My own thoughts on gardening are strongly influenced by having come from Australia. In Australia, planting indigenous species has become common as people have acquired a sense of belonging to the country and their knowledge of its plants and animals has grown. I have chosen to plant and learn more about dipterocarps and dillenias, instead of the eucalypts and grevilleas of my birthplace. What I learned elsewhere, I want to apply here with local materials to create my version of a Malaysian garden.

The idea of planting indigenous species in Australia had wider implications that an emerging sense of belonging in a formerly foreign country: they are better suited to the environment, so maintenance and inorganic intervention are minimised. More important, local plants only need as much rain as they get naturally. Thus, in Australia, thirsty emerald lawns were replaced by bark chips and pebbles, simultaneously creating a sympathetic ‘canvas’ for the bluish greys of Australian bush species. Presto! A ‘new Australian’ aesthetic for landscape design!

By planting local species and pursuing organic techniques, I plan to enrich my local biomass and shape it into a Malaysian landscape of tall canopies under-planted with palms and ferns. I have compromised at times when choosing plants, particularly in the earlier years, and I constantly find myself justifying the entrance avenue of Madagascan travelers palms. The lush extravagance of the ‘pan tropic’ style was just too tempting and I was overwhelmed by such exotic choices, but as I find more suitable local species those early anomalies will be replaced.

This series of gardening articles was supposed to be packed with hands- on, practical advice and information. Sadly, I lack the qualifications to satisfy the techies who want hard data. For them, in fact for anyone interested in gardening, I would recommend the wonderful ‘Tropical Planting and Gardening’, first published in 1910 and still in print thanks to our own Malaysian Nature Society. All of its 767 pages are packed with information about plants and techniques guaranteed to be environmentally friendly, predating the age of chemicals as it does. It offers a wealth of facts and figures, a wonderful insight into a world long gone and all the how-to advice you are ever likely to need.

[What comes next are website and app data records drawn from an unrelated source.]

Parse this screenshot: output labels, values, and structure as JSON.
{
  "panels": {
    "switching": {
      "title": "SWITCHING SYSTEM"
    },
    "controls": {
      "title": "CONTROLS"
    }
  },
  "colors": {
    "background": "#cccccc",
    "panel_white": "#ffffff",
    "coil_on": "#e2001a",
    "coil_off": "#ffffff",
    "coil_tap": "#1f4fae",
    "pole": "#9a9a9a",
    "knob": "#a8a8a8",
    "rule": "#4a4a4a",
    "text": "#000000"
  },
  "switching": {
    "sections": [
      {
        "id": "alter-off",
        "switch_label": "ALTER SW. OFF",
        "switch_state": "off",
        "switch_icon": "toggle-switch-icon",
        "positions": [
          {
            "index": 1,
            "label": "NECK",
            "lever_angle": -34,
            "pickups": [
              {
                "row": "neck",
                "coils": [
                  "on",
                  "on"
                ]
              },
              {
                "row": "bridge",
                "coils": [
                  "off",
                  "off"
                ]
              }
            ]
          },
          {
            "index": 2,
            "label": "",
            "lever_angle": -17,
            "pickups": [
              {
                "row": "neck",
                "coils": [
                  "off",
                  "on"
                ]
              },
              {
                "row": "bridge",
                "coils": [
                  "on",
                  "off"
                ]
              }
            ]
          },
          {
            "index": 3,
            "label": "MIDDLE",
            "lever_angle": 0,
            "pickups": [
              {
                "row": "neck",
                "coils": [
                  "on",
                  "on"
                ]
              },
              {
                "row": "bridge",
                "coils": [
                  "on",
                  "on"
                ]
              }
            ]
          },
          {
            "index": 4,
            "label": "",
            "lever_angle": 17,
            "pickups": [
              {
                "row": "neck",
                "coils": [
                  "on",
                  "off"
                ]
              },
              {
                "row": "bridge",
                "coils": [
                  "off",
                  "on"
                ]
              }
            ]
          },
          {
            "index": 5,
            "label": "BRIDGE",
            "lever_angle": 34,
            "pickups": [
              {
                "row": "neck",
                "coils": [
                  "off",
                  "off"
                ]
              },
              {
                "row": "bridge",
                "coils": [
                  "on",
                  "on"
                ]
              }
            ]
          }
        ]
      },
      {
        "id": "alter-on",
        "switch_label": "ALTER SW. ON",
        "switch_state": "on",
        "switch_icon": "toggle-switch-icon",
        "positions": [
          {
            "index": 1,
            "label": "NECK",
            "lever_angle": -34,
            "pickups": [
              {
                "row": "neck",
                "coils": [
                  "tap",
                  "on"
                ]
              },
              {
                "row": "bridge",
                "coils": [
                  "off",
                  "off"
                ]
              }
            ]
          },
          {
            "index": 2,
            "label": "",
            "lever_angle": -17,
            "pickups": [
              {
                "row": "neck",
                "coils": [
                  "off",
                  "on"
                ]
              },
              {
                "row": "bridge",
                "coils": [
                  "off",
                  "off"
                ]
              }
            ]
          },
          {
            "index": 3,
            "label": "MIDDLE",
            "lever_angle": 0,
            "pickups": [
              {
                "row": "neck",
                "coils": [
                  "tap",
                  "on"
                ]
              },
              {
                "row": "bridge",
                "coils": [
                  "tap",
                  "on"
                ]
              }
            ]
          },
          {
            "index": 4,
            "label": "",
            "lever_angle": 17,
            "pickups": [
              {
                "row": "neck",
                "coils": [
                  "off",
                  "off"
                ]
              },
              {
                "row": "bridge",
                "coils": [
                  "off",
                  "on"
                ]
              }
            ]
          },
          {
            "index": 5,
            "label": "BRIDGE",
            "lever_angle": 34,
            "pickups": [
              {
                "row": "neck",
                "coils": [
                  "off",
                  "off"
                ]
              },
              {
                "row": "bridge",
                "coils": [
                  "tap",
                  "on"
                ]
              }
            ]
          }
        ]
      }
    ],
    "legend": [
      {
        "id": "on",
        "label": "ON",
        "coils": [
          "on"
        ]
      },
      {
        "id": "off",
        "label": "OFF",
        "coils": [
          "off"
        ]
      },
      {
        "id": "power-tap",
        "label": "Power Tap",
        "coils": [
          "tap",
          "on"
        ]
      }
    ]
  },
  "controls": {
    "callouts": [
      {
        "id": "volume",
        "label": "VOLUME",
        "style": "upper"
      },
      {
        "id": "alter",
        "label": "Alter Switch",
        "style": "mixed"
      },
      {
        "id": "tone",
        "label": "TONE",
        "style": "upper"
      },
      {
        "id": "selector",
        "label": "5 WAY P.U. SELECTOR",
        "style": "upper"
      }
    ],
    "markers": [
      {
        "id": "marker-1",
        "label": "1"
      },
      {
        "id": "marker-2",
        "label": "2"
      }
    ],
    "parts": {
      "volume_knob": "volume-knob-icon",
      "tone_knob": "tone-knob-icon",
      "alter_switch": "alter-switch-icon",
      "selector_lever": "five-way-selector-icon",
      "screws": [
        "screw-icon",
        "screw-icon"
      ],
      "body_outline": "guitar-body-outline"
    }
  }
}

Unlike most MNS members, I have little desire to see the places we are trying to protect; just knowing they are intact would be enough. I have no recreational need to see them because I garden and what naturalist’s adventure could be as challenging as creating a Malaysian garden? It is an artificial construction but it is also my most important contact with the natural world. I am delighted to share the experience, but be prepared for opinionated tracts on the importance of the indigenous, the organic and the appropriate, because that is my quest.

By Angela Hijjas
Malayan Naturalist, vol. 50 no. 1, December 1996